The following DCP chapter is relevant: 9.331
Following on from the discussion of matters of taste in Living the countryside idyll here is an inspector who is not imposing a particular taste, much as local residents might have wished him to.
The inspector raised no objection to the design of six three-storey holiday homes in Cornwall notwithstanding the council’s contention that the development would not look out of place in a film set for The Lord of the Rings (DCS Number 400-011-593). The proposal involved the redevelopment of an existing holiday let with six pods which, the inspector reported, loosely resembled windmills on raised plinths. The scheme also included wind turbines on the conical roofs of each pod. The design and use of external materials would be in striking contrast to the nearby buildings, the inspector observed. However, although some local residents described the village as a pretty Cornish village, the inspector took the view that there was nothing surrounding the site having any architectural significance or distinctiveness which would set an appropriate context for the proposal. The design of the pods was distinctive and whilst unusual, was not unattractive, he held. He concluded that it would meet the requirement in paragraph 17  of the NPPF for high quality design.
The following DCP chapter is relevant: 9.537

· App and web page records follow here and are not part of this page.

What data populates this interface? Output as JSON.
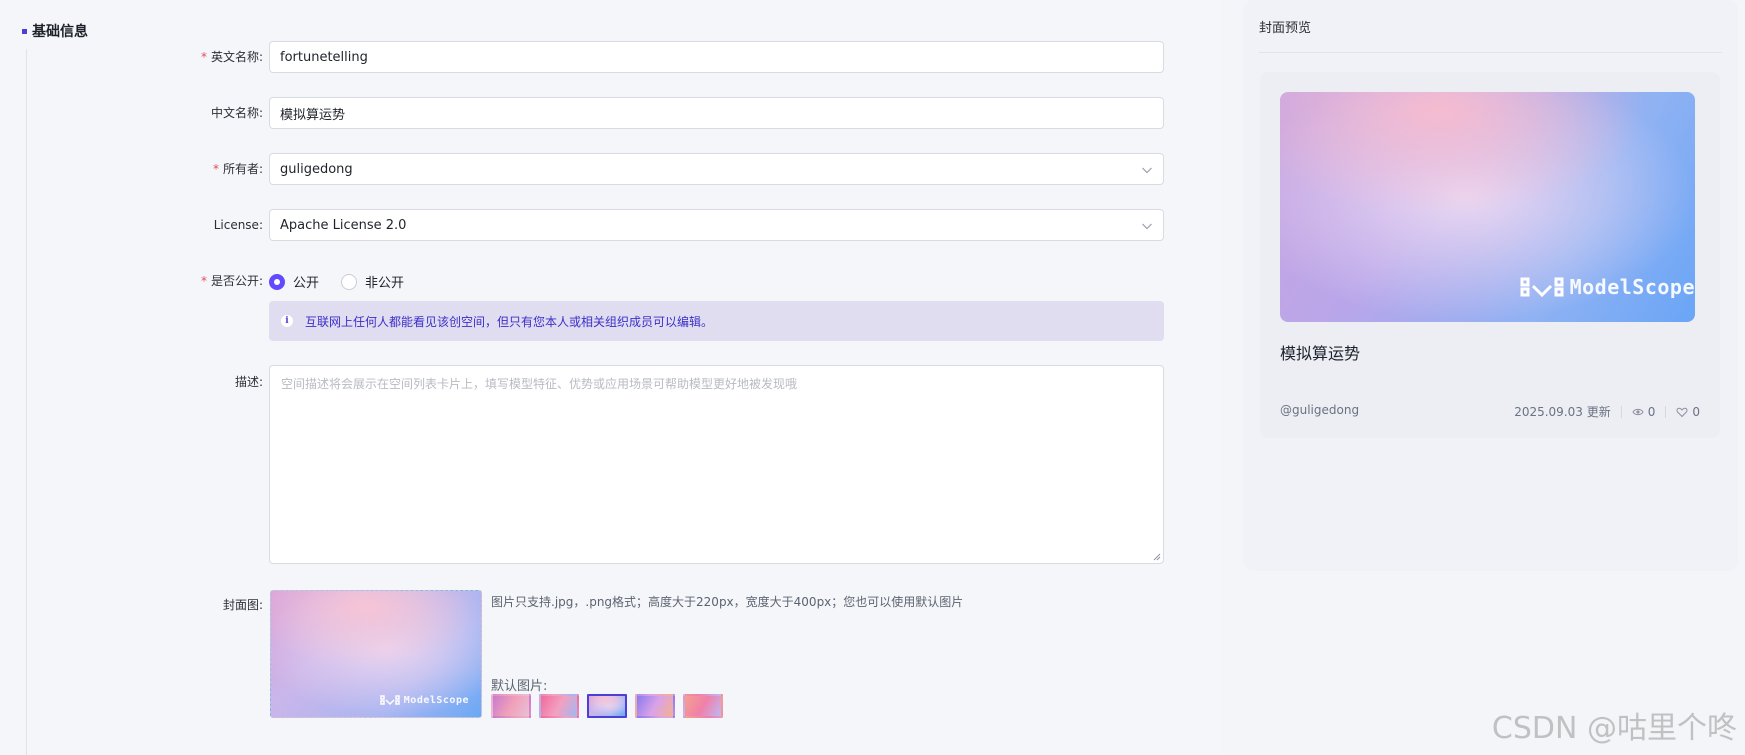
{
  "section": {
    "title": "基础信息"
  },
  "form": {
    "english_name": {
      "label": "英文名称:",
      "value": "fortunetelling",
      "required": true
    },
    "chinese_name": {
      "label": "中文名称:",
      "value": "模拟算运势",
      "required": false
    },
    "owner": {
      "label": "所有者:",
      "value": "guligedong",
      "required": true
    },
    "license": {
      "label": "License:",
      "value": "Apache License 2.0",
      "required": false
    },
    "visibility": {
      "label": "是否公开:",
      "required": true,
      "options": [
        "公开",
        "非公开"
      ],
      "selected": "公开",
      "notice": "互联网上任何人都能看见该创空间，但只有您本人或相关组织成员可以编辑。"
    },
    "description": {
      "label": "描述:",
      "placeholder": "空间描述将会展示在空间列表卡片上，填写模型特征、优势或应用场景可帮助模型更好地被发现哦"
    },
    "cover": {
      "label": "封面图:",
      "hint": "图片只支持.jpg，.png格式；高度大于220px，宽度大于400px；您也可以使用默认图片",
      "default_label": "默认图片:",
      "logo_text": "ModelScope",
      "selected_default_index": 2
    },
    "required_mark": "*"
  },
  "preview": {
    "title": "封面预览",
    "card": {
      "title": "模拟算运势",
      "owner": "@guligedong",
      "updated": "2025.09.03 更新",
      "views": "0",
      "likes": "0",
      "logo_text": "ModelScope"
    }
  },
  "watermark": "CSDN @咕里个咚",
  "colors": {
    "accent": "#624aff",
    "required": "#e34d59",
    "notice_bg": "#e0ddf1",
    "notice_text": "#3b2fc7"
  }
}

With the current vogue for all things vintage, handmade and homely it is no surprise to see a proposal for a new country cottage. However, a cottage style residence in a ‘traditional’ orchard in Warwickshire would appear incongruous in a village conservation area, an inspector decided (DCS Number 400-011-575).
The inspector considered that the introduction of a dwelling of essentially suburban appearance, notwithstanding genuflections to an agricultural lifestyle of a bygone age, would appear as a random insertion in the rural fringe of the conservation area and would neither preserve its character nor its appearance. The tidying up of the unkempt rural land might conceivably improve its appearance, if formality and tidiness were necessarily considered to be more desirable, he opined, but its essential character would not be enhanced. On the contrary, he considered that the somewhat suburban dwelling set within surrounding vegetation of contrived rural character would fail to overcome the artificiality of the proposed development in context, leading to an impression of incongruity. The proposal could not be said to make a positive contribution to local character and distinctiveness, contrary to the exhortation of the NPPF, he concluded.

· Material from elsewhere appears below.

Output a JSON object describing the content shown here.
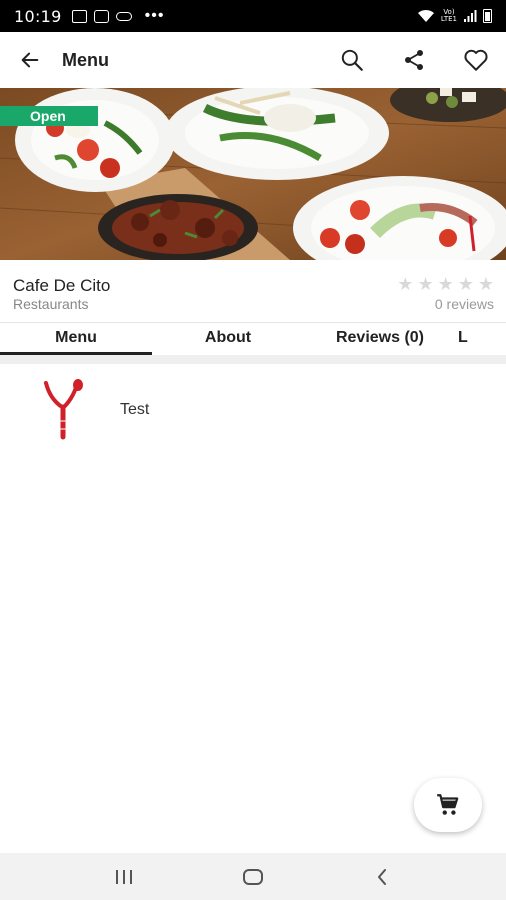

Whilst siding with the inspector in not wishing to see the Disneyfication of the countryside one could not blame the appellant, on reading this decision, for pointing to paragraph 60 of the NPPF which states “Planning … decisions should not attempt to impose architectural styles or particular tastes…” A new country cottage might not be to everyone’s taste but when thwarting dreams of living the rural idyll we need to reflect very carefully about whether it is justified in the context of the development plan and other material considerations, which must include full consideration of paragraph 60 of the NPPF.
The following DCP chapter is relevant: 9.1326
An inspector has allowed 30 houses outside a village in Cambridgeshire despite the council having an agreement with a neighbouring authority in respect of housing land supply (DCS Number 400-011-553).
Whilst acknowledging that it could not deliver a five-year supply of housing land, the council indicated that if looked at in the wider area, a five-year housing land supply could be shown, and pointed to a memorandum of understanding between the two councils. The inspector confirmed, however, that paragraph 47 of the NPPF is directed to each local planning authority, and it was not a case where a joint local plan had been submitted for consideration. Therefore, there was a requirement that each local planning authority individually needed to show a five-year supply of housing land.
Just to be clear.
The following DCP chapter is relevant: 7.131